Rock & Roll
… is good. We are quietly rehearsing for our forthcoming gigs. Tickets for the Strange album launch are selling well – get them here. Our first gig is at Preston Pop Festival next Saturday which is sold out.
When I wrote Painting Snails, my promotional idea was to do a string of gigs which included talking about the book. It worked on a modest level and gained its own quiet momentum, with one gig somehow leading to another.
My old friend Chris Coates has written a book about his experiences of community living. Back in the post-punk days, when I was 21, I rented a house in Burnley Wood where Chris and several like-minded people had a few houses as part of a co-operative. I was organising gigs and doing a fanzine and they somehow got involved. They were a bit folky-hippy to a young post-punk snob like me, eating lots of fart-inducing vegan stews, which Louise and I were often invited round to share. Nevertheless, we had a lot in common. In fact, they called themselves People in Common and Chris’s book is titled A life in Common. We went to quite a few folk nights with them and remember them singing an exquisite acapella version of I Don’t Want Your Red Red Red Roses Any More.

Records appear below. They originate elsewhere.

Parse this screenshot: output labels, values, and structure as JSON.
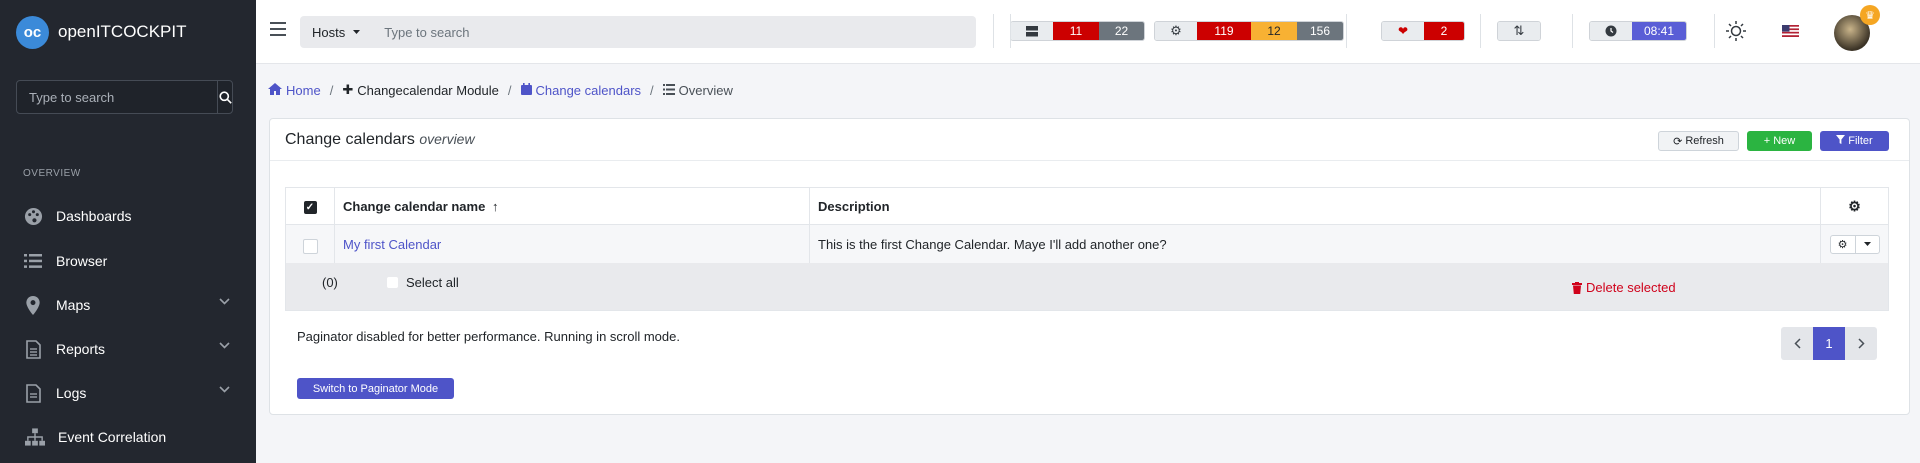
{
  "app": {
    "name": "openITCOCKPIT",
    "logo_text": "oc"
  },
  "sidebar": {
    "search_placeholder": "Type to search",
    "section": "OVERVIEW",
    "items": [
      {
        "label": "Dashboards",
        "icon": "palette-icon",
        "expandable": false
      },
      {
        "label": "Browser",
        "icon": "list-icon",
        "expandable": false
      },
      {
        "label": "Maps",
        "icon": "map-pin-icon",
        "expandable": true
      },
      {
        "label": "Reports",
        "icon": "file-icon",
        "expandable": true
      },
      {
        "label": "Logs",
        "icon": "document-icon",
        "expandable": true
      },
      {
        "label": "Event Correlation",
        "icon": "hierarchy-icon",
        "expandable": false
      }
    ]
  },
  "topbar": {
    "search_scope": "Hosts",
    "search_placeholder": "Type to search",
    "host_status": {
      "down": "11",
      "unreachable": "22"
    },
    "service_status": {
      "critical": "119",
      "warning": "12",
      "unknown": "156"
    },
    "health": "2",
    "time": "08:41",
    "colors": {
      "red": "#cc0000",
      "gray": "#6c757d",
      "yellow": "#f8b133",
      "purple": "#5a5ed6"
    }
  },
  "breadcrumb": {
    "home": "Home",
    "module": "Changecalendar Module",
    "page": "Change calendars",
    "current": "Overview"
  },
  "card": {
    "title": "Change calendars",
    "subtitle": "overview",
    "refresh": "Refresh",
    "new": "New",
    "filter": "Filter",
    "table": {
      "columns": [
        "Change calendar name",
        "Description"
      ],
      "rows": [
        {
          "name": "My first Calendar",
          "description": "This is the first Change Calendar. Maye I'll add another one?"
        }
      ]
    },
    "selected_count": "(0)",
    "select_all": "Select all",
    "delete_selected": "Delete selected",
    "paginator_message": "Paginator disabled for better performance. Running in scroll mode.",
    "current_page": "1",
    "switch_button": "Switch to Paginator Mode"
  }
}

I’m in the book. Boff is in my book. I’m in Boff’s book (he has a new one out soon). It’s sweet that there are a number of us documenting the story of our incredible understated radical heritage and it all inextricably overlaps (thread of serendipity innit). Likewise the wonderful Mid Pennine Arts (no hyphen) have their Pendle Radicals project, which is helping to take it all to a wider audience.
Chris came to visit on Wednesday to look at the ranch as a potential venue for his book launch, which is most flattering – we decided against in the end, because he’s planning it for early evening on Sat 25th Sept – it will be dark then and access up the steep track could be a problem. He once wanted to be an architect but they wouldn’t let him, so he went and masterminded a 41 dwelling eco-village at the site of Halton Mill, Lancaster. The village has organically developed into a music/arts venue and we did a lovely gig there a couple of years ago with Commoners Choir.

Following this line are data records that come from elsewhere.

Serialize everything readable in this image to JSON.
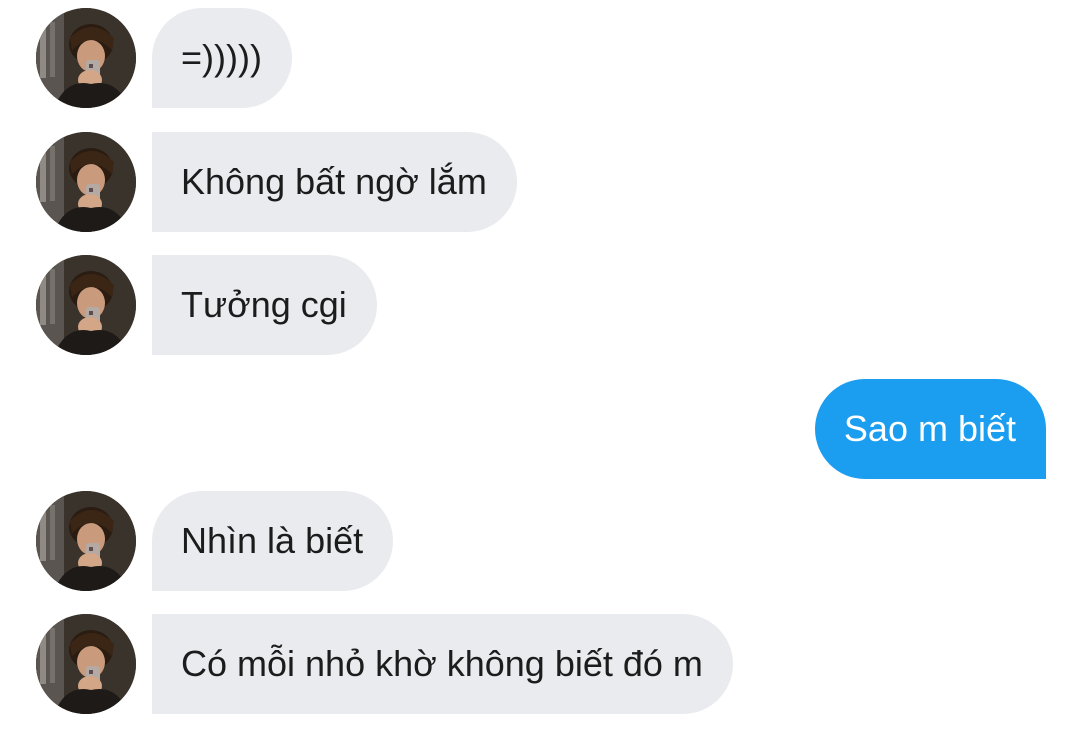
{
  "colors": {
    "incoming_bubble": "#e9ebef",
    "outgoing_bubble": "#1b9df0",
    "incoming_text": "#1c1c1c",
    "outgoing_text": "#ffffff"
  },
  "messages": [
    {
      "sender": "them",
      "text": "=)))))"
    },
    {
      "sender": "them",
      "text": "Không bất ngờ lắm"
    },
    {
      "sender": "them",
      "text": "Tưởng cgi"
    },
    {
      "sender": "me",
      "text": "Sao m biết"
    },
    {
      "sender": "them",
      "text": "Nhìn là biết"
    },
    {
      "sender": "them",
      "text": "Có mỗi nhỏ khờ không biết đó m"
    }
  ],
  "avatar": {
    "icon": "contact-avatar-photo"
  }
}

The ranch sits above the narrow ordinary streets where it all began and the view of Pendle is second to none. My vision has always been to slowly build a place that can be a haven for like-minded people – where it’s possible to learn about growing food and medicines and also to have a multi-functional space that can be a music venue, bar, school, disco, eatery and so on. It’s coming together nicely.
I ask him lots of questions about self-sufficiency etc. They have solar panels and share the local hydro-electric project, generating about 80% of their own electricity.
Emergency medicine is for people who accept every shade of humanity without judgement. I confess though that I have no time for those who choose employment that causes suffering for other people – hence wheel-clampers and traffic wardens have always been fair game for my vitriol. Like that time when I challenged the park keeper for putting a parking ticket on a car at the bottom of the street. I was once wheel-clamped in a hospital car park where I was doing a locum and I vowed I would never work at that hospital again. I eventually did, but would probably have gone back a lot sooner if it hadn’t been for that incident. Even then, I got a parking ticket for trying to park in the car park that I was paying 35 quid a month for. I got it overturned by writing to the local council, but what a ball-ache. Recently I had a rant at a car park official – I’m stressed and over-sensitive to car parking threats. There are desperate medical staff shortages and it’s karmic aptness that car parking bureaucracy increases the number by one.
Meanwhile I hear that Sam has been doing a pisstake song that includes a few of my twatty stock phrases: threads of serendipity; cubic centimetre of chance; as above, so below; up the ladder and down again.
We’re weaving and winding against the tide.